The Vons grocery store two miles from my home in Los Angeles, California sells 12 cans of Coca-Cola for $6.59 — 54 cents each. The tool chain that created this simple product is incomprehensibly complex.
From there Ashton gives a fascinating overview of what it takes to make a can of Coke, in the same style Leonard Read used for the pencil in 1958. I contacted Ashton after a friend shared his piece with me, and it turns out that he didn’t know about I, Pencil beforehand.
He closes with a wonderful hat tip to decentralized knowledge, spontaneous order, and the price system:
The number of individuals who know how to make a can of Coke is zero. The number of individual nations that could produce a can of Coke is zero. This famously American product is not American at all. Invention and creation is something we are all in together. Modern tool chains are so long and complex that they bind us into one people and one planet. They are not only chains of tools, they are also chains of minds: local and foreign, ancient and modern, living and dead—the result of disparate invention and intelligence distributed over time and space. Coca-Cola did not teach the world to sing, no matter what its commercials suggest, yet every can of Coke contains humanity’s choir.
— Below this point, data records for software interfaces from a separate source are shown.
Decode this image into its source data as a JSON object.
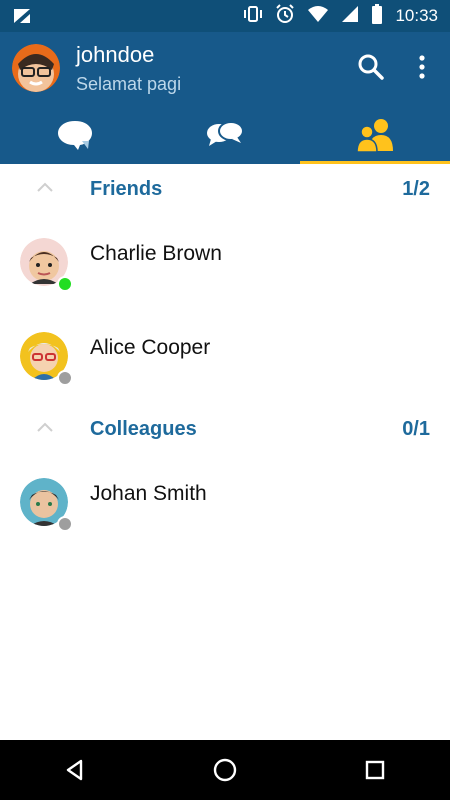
{
  "status_bar": {
    "time": "10:33",
    "icons": [
      "app-icon",
      "vibrate-icon",
      "alarm-icon",
      "wifi-icon",
      "signal-icon",
      "battery-icon"
    ]
  },
  "header": {
    "title": "johndoe",
    "subtitle": "Selamat pagi",
    "icons": [
      "search-icon",
      "more-vert-icon"
    ]
  },
  "tabs": [
    {
      "icon": "chat-bubble-icon"
    },
    {
      "icon": "group-chat-icon"
    },
    {
      "icon": "contacts-icon",
      "active": true
    }
  ],
  "groups": [
    {
      "name": "Friends",
      "count": "1/2",
      "contacts": [
        {
          "name": "Charlie Brown",
          "status": "online"
        },
        {
          "name": "Alice Cooper",
          "status": "offline"
        }
      ]
    },
    {
      "name": "Colleagues",
      "count": "0/1",
      "contacts": [
        {
          "name": "Johan Smith",
          "status": "offline"
        }
      ]
    }
  ],
  "colors": {
    "status_bar": "#0f4f78",
    "app_bar": "#17598a",
    "accent": "#ffc21c",
    "group_title": "#1e6a9c",
    "online": "#22dd22",
    "offline": "#9e9e9e"
  },
  "nav_bar": {
    "icons": [
      "back-icon",
      "home-icon",
      "recents-icon"
    ]
  }
}
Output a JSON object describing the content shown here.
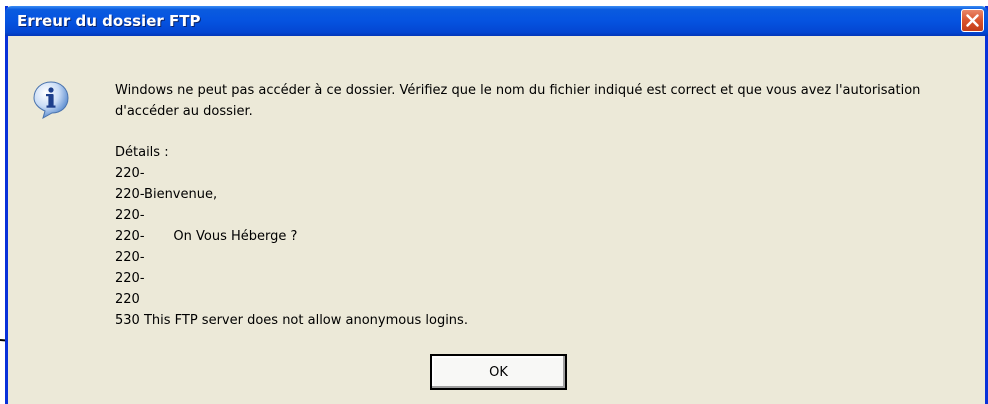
{
  "dialog": {
    "title": "Erreur du dossier FTP",
    "message": "Windows ne peut pas accéder à ce dossier. Vérifiez que le nom du fichier indiqué est correct et que vous avez l'autorisation d'accéder au dossier.",
    "details_lines": [
      "Détails :",
      "220-",
      "220-Bienvenue,",
      "220-",
      "220-       On Vous Héberge ?",
      "220-",
      "220-",
      "220",
      "530 This FTP server does not allow anonymous logins."
    ],
    "ok_label": "OK",
    "close_icon": "close-icon",
    "info_icon": "info-icon"
  },
  "colors": {
    "title_bar": "#0553e0",
    "close_button": "#d9532c",
    "dialog_bg": "#ece9d8",
    "frame": "#0831d9"
  }
}
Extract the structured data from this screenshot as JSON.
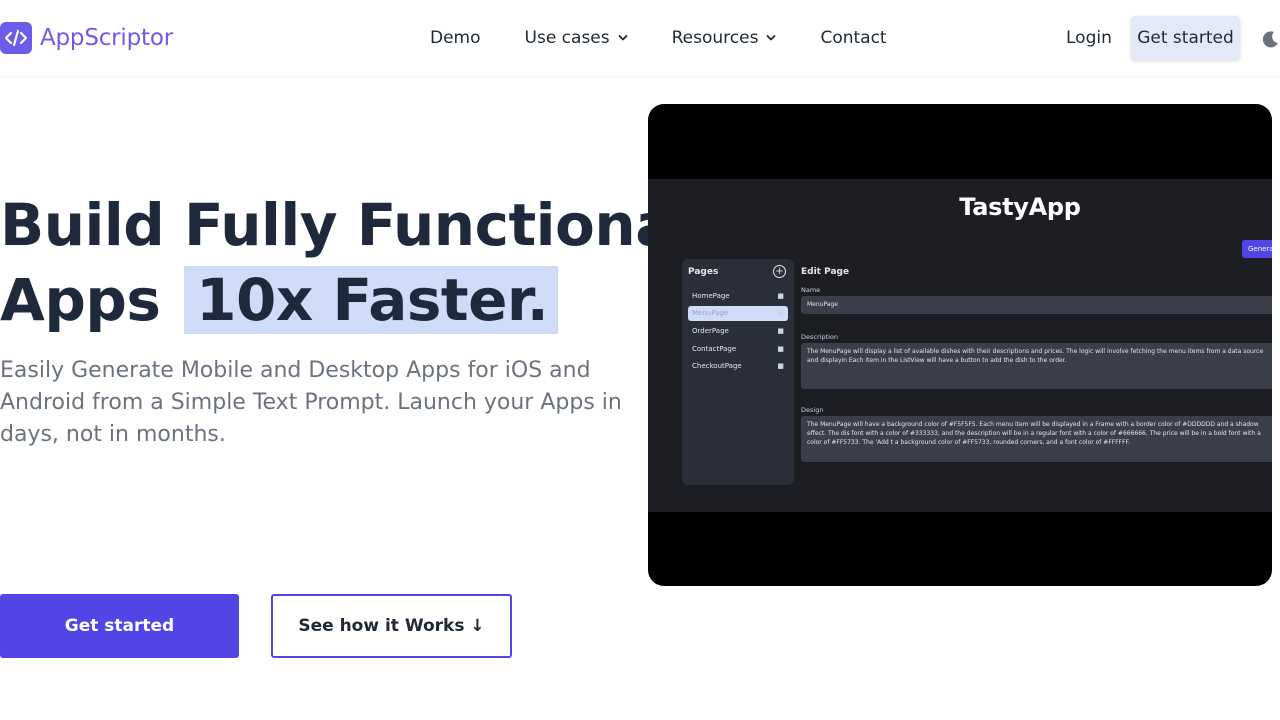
{
  "header": {
    "logo_text": "AppScriptor",
    "nav": [
      {
        "label": "Demo"
      },
      {
        "label": "Use cases"
      },
      {
        "label": "Resources"
      },
      {
        "label": "Contact"
      }
    ],
    "login_label": "Login",
    "get_started_label": "Get started",
    "theme_icon": "moon-icon"
  },
  "hero": {
    "title_line1": "Build Fully Functional",
    "title_line2_prefix": "Apps",
    "title_highlight": "10x Faster.",
    "subtitle": "Easily Generate Mobile and Desktop Apps for iOS and Android from a Simple Text Prompt. Launch your Apps in days, not in months.",
    "primary_cta": "Get started",
    "secondary_cta": "See how it Works ↓"
  },
  "video": {
    "app_title": "TastyApp",
    "generate_label": "Genera",
    "pages_heading": "Pages",
    "add_icon": "plus-circle-icon",
    "pages": [
      "HomePage",
      "MenuPage",
      "OrderPage",
      "ContactPage",
      "CheckoutPage"
    ],
    "edit_heading": "Edit Page",
    "name_label": "Name",
    "name_value": "MenuPage",
    "description_label": "Description",
    "description_value": "The MenuPage will display a list of available dishes with their descriptions and prices. The logic will involve fetching the menu items from a data source and displayin Each item in the ListView will have a button to add the dish to the order.",
    "design_label": "Design",
    "design_value": "The MenuPage will have a background color of #F5F5F5. Each menu item will be displayed in a Frame with a border color of #DDDDDD and a shadow effect. The dis font with a color of #333333, and the description will be in a regular font with a color of #666666. The price will be in a bold font with a color of #FF5733. The 'Add t a background color of #FF5733, rounded corners, and a font color of #FFFFFF."
  },
  "colors": {
    "brand": "#6d5ce8",
    "primary_button": "#5146e5",
    "highlight": "#cfdcf8",
    "heading": "#1e293b",
    "subtext": "#6b7280"
  }
}
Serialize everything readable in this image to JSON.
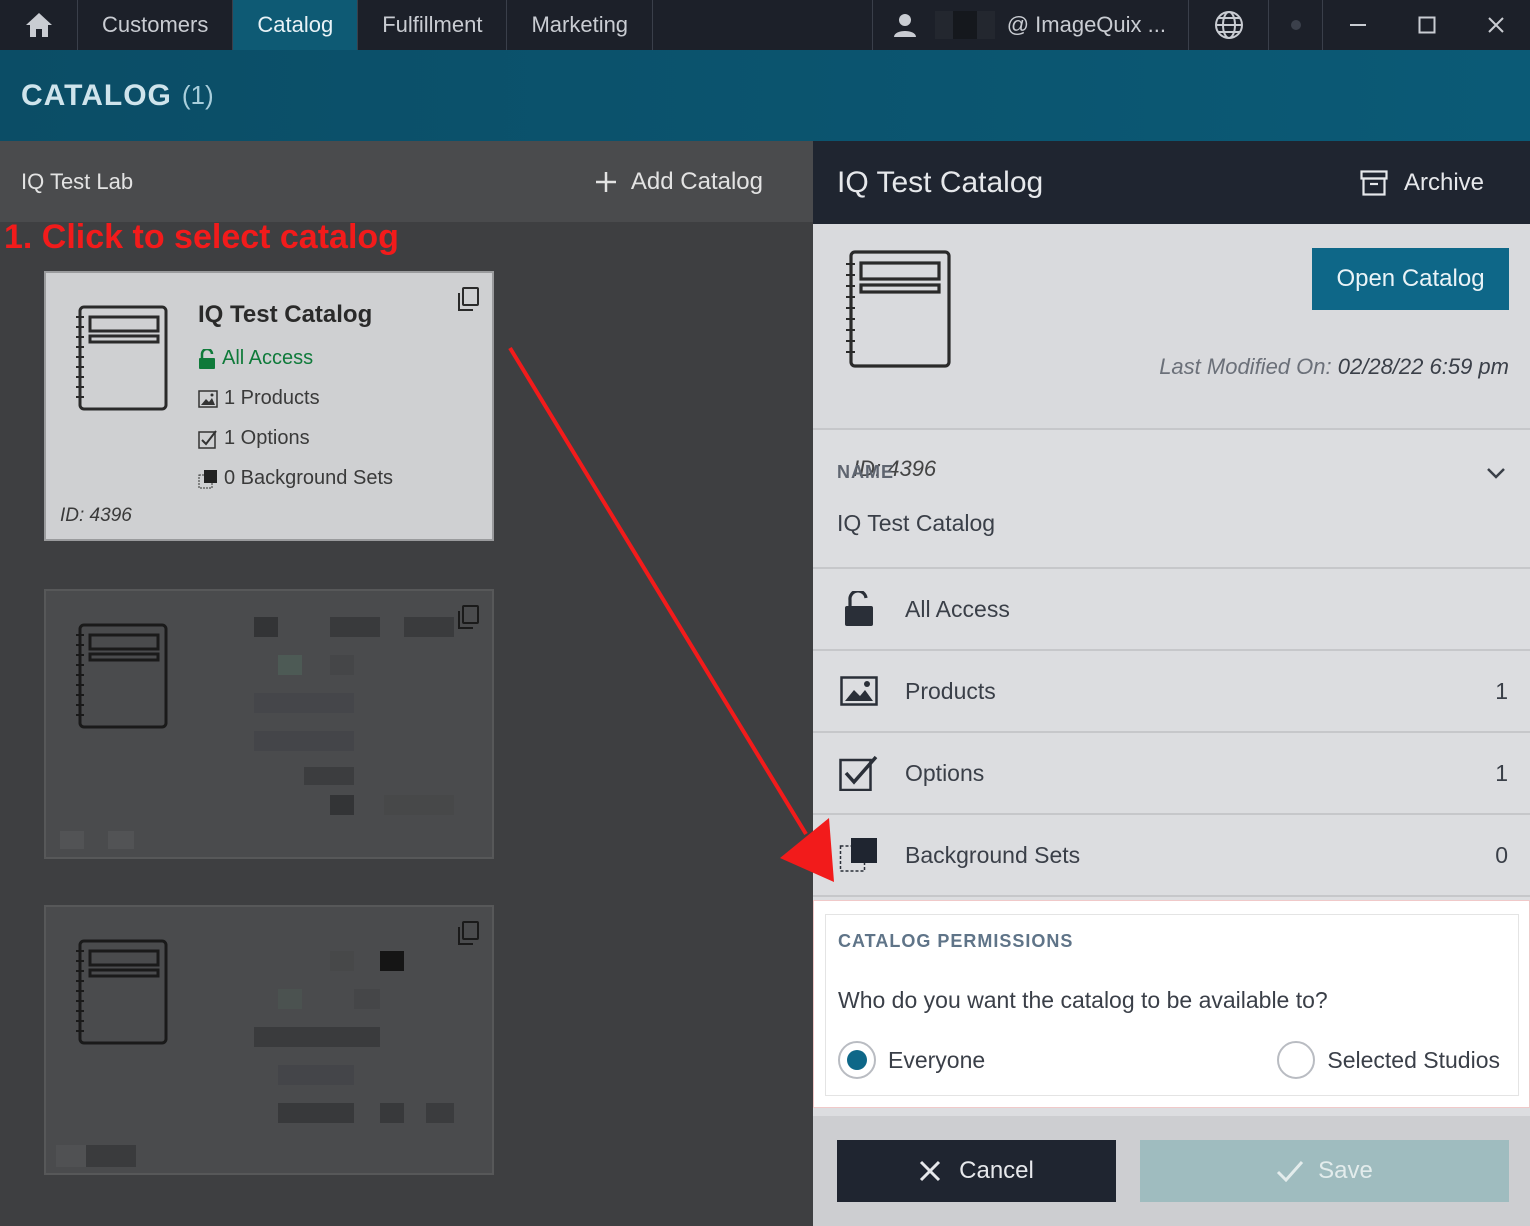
{
  "nav": {
    "tabs": [
      {
        "label": "Customers"
      },
      {
        "label": "Catalog"
      },
      {
        "label": "Fulfillment"
      },
      {
        "label": "Marketing"
      }
    ],
    "user": "@ ImageQuix ..."
  },
  "header": {
    "title": "CATALOG",
    "count": "(1)"
  },
  "left": {
    "lab": "IQ Test Lab",
    "add_label": "Add Catalog",
    "annotation": "1. Click to select catalog"
  },
  "card": {
    "title": "IQ Test Catalog",
    "access": "All Access",
    "products": "1 Products",
    "options": "1 Options",
    "backgrounds": "0 Background Sets",
    "id": "ID: 4396"
  },
  "detail": {
    "title": "IQ Test Catalog",
    "archive_label": "Archive",
    "open_label": "Open Catalog",
    "last_modified_label": "Last Modified On:",
    "last_modified_value": "02/28/22 6:59 pm",
    "id": "ID: 4396",
    "name_label": "NAME",
    "name_value": "IQ Test Catalog",
    "access": "All Access",
    "rows": [
      {
        "label": "Products",
        "count": "1"
      },
      {
        "label": "Options",
        "count": "1"
      },
      {
        "label": "Background Sets",
        "count": "0"
      }
    ]
  },
  "permissions": {
    "heading": "CATALOG PERMISSIONS",
    "question": "Who do you want the catalog to be available to?",
    "option_everyone": "Everyone",
    "option_selected": "Selected Studios"
  },
  "footer": {
    "cancel_label": "Cancel",
    "save_label": "Save"
  },
  "colors": {
    "accent": "#0e6788",
    "annotation": "#f21b1b",
    "topbar": "#1c2029"
  }
}
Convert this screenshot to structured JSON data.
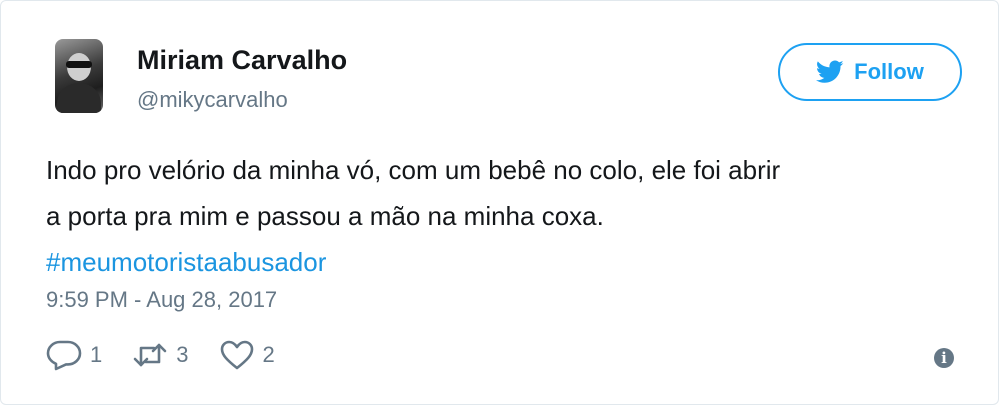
{
  "author": {
    "name": "Miriam Carvalho",
    "handle": "@mikycarvalho"
  },
  "follow_button": {
    "label": "Follow",
    "color": "#1da1f2"
  },
  "tweet": {
    "text_line_1": "Indo pro velório da minha vó, com um bebê no colo, ele foi abrir",
    "text_line_2": "a porta pra mim e passou a mão na minha coxa.",
    "hashtag": "#meumotoristaabusador",
    "timestamp": "9:59 PM - Aug 28, 2017"
  },
  "actions": {
    "reply_count": "1",
    "retweet_count": "3",
    "like_count": "2"
  },
  "icons": {
    "follow": "bird-icon",
    "reply": "reply-icon",
    "retweet": "retweet-icon",
    "like": "heart-icon",
    "info": "info-icon"
  },
  "colors": {
    "link": "#1b95e0",
    "muted": "#657786",
    "text": "#14171a"
  }
}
It is great to see these ideas being explored independently. If you haven’t read it yet, go read What Coke Contains